Website and app data records:
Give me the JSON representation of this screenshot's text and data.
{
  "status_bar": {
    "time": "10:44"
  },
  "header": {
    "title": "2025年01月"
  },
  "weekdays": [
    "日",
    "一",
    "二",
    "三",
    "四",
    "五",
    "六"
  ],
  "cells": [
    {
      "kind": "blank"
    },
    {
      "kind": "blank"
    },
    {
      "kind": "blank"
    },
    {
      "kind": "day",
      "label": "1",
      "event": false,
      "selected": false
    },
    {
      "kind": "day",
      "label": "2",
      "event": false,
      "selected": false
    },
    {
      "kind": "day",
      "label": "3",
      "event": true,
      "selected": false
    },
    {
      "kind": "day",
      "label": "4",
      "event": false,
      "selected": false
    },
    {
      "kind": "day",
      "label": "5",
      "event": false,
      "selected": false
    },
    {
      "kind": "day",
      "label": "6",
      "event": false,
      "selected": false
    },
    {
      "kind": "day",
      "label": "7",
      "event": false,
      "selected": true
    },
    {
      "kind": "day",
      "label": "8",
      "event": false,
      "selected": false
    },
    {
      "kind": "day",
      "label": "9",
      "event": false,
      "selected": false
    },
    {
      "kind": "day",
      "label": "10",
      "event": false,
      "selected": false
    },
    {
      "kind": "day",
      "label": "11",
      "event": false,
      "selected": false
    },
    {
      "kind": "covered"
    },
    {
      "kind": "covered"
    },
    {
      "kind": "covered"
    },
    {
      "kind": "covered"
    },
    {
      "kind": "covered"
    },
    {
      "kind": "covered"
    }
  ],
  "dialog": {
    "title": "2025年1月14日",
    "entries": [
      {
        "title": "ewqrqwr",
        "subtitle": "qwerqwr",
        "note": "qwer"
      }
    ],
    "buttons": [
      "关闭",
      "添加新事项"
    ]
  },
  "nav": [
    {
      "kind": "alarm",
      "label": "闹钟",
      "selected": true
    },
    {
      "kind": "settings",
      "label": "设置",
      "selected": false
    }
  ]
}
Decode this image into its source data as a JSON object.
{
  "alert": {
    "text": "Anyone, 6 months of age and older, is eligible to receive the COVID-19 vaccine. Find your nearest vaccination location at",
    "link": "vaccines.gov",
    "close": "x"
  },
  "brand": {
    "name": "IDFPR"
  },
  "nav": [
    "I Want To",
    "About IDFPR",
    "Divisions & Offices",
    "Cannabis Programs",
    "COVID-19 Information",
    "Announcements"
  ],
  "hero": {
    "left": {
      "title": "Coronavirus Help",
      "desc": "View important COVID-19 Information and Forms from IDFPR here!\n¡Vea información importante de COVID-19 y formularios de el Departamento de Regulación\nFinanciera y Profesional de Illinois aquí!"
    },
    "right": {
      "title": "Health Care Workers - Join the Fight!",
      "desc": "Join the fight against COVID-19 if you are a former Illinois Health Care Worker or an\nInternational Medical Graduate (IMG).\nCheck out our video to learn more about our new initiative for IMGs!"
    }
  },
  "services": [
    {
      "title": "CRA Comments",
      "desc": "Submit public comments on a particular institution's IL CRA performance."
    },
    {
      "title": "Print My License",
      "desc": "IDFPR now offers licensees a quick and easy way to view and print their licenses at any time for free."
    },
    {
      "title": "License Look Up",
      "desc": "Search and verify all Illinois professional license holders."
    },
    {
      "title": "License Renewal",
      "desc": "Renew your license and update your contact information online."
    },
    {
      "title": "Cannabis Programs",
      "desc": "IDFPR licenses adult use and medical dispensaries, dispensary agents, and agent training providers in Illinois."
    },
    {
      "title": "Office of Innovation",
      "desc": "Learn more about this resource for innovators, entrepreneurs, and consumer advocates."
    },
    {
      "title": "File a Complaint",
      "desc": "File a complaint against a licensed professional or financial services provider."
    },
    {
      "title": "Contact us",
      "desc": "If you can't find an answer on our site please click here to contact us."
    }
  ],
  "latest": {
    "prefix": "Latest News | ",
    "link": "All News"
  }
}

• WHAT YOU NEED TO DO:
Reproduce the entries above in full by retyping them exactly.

• ANSWER SPACE:
Give me the JSON representation of this screenshot's text and data.
{
  "status_bar": {
    "time": "10:44"
  },
  "header": {
    "title": "2025年01月"
  },
  "weekdays": [
    "日",
    "一",
    "二",
    "三",
    "四",
    "五",
    "六"
  ],
  "cells": [
    {
      "kind": "blank"
    },
    {
      "kind": "blank"
    },
    {
      "kind": "blank"
    },
    {
      "kind": "day",
      "label": "1",
      "event": false,
      "selected": false
    },
    {
      "kind": "day",
      "label": "2",
      "event": false,
      "selected": false
    },
    {
      "kind": "day",
      "label": "3",
      "event": true,
      "selected": false
    },
    {
      "kind": "day",
      "label": "4",
      "event": false,
      "selected": false
    },
    {
      "kind": "day",
      "label": "5",
      "event": false,
      "selected": false
    },
    {
      "kind": "day",
      "label": "6",
      "event": false,
      "selected": false
    },
    {
      "kind": "day",
      "label": "7",
      "event": false,
      "selected": true
    },
    {
      "kind": "day",
      "label": "8",
      "event": false,
      "selected": false
    },
    {
      "kind": "day",
      "label": "9",
      "event": false,
      "selected": false
    },
    {
      "kind": "day",
      "label": "10",
      "event": false,
      "selected": false
    },
    {
      "kind": "day",
      "label": "11",
      "event": false,
      "selected": false
    },
    {
      "kind": "covered"
    },
    {
      "kind": "covered"
    },
    {
      "kind": "covered"
    },
    {
      "kind": "covered"
    },
    {
      "kind": "covered"
    },
    {
      "kind": "covered"
    }
  ],
  "dialog": {
    "title": "2025年1月14日",
    "entries": [
      {
        "title": "ewqrqwr",
        "subtitle": "qwerqwr",
        "note": "qwer"
      }
    ],
    "buttons": [
      "关闭",
      "添加新事项"
    ]
  },
  "nav": [
    {
      "kind": "alarm",
      "label": "闹钟",
      "selected": true
    },
    {
      "kind": "settings",
      "label": "设置",
      "selected": false
    }
  ]
}
Decode this image into its source data as a JSON object.
{
  "alert": {
    "text": "Anyone, 6 months of age and older, is eligible to receive the COVID-19 vaccine. Find your nearest vaccination location at",
    "link": "vaccines.gov",
    "close": "x"
  },
  "brand": {
    "name": "IDFPR"
  },
  "nav": [
    "I Want To",
    "About IDFPR",
    "Divisions & Offices",
    "Cannabis Programs",
    "COVID-19 Information",
    "Announcements"
  ],
  "hero": {
    "left": {
      "title": "Coronavirus Help",
      "desc": "View important COVID-19 Information and Forms from IDFPR here!\n¡Vea información importante de COVID-19 y formularios de el Departamento de Regulación\nFinanciera y Profesional de Illinois aquí!"
    },
    "right": {
      "title": "Health Care Workers - Join the Fight!",
      "desc": "Join the fight against COVID-19 if you are a former Illinois Health Care Worker or an\nInternational Medical Graduate (IMG).\nCheck out our video to learn more about our new initiative for IMGs!"
    }
  },
  "services": [
    {
      "title": "CRA Comments",
      "desc": "Submit public comments on a particular institution's IL CRA performance."
    },
    {
      "title": "Print My License",
      "desc": "IDFPR now offers licensees a quick and easy way to view and print their licenses at any time for free."
    },
    {
      "title": "License Look Up",
      "desc": "Search and verify all Illinois professional license holders."
    },
    {
      "title": "License Renewal",
      "desc": "Renew your license and update your contact information online."
    },
    {
      "title": "Cannabis Programs",
      "desc": "IDFPR licenses adult use and medical dispensaries, dispensary agents, and agent training providers in Illinois."
    },
    {
      "title": "Office of Innovation",
      "desc": "Learn more about this resource for innovators, entrepreneurs, and consumer advocates."
    },
    {
      "title": "File a Complaint",
      "desc": "File a complaint against a licensed professional or financial services provider."
    },
    {
      "title": "Contact us",
      "desc": "If you can't find an answer on our site please click here to contact us."
    }
  ],
  "latest": {
    "prefix": "Latest News | ",
    "link": "All News"
  }
}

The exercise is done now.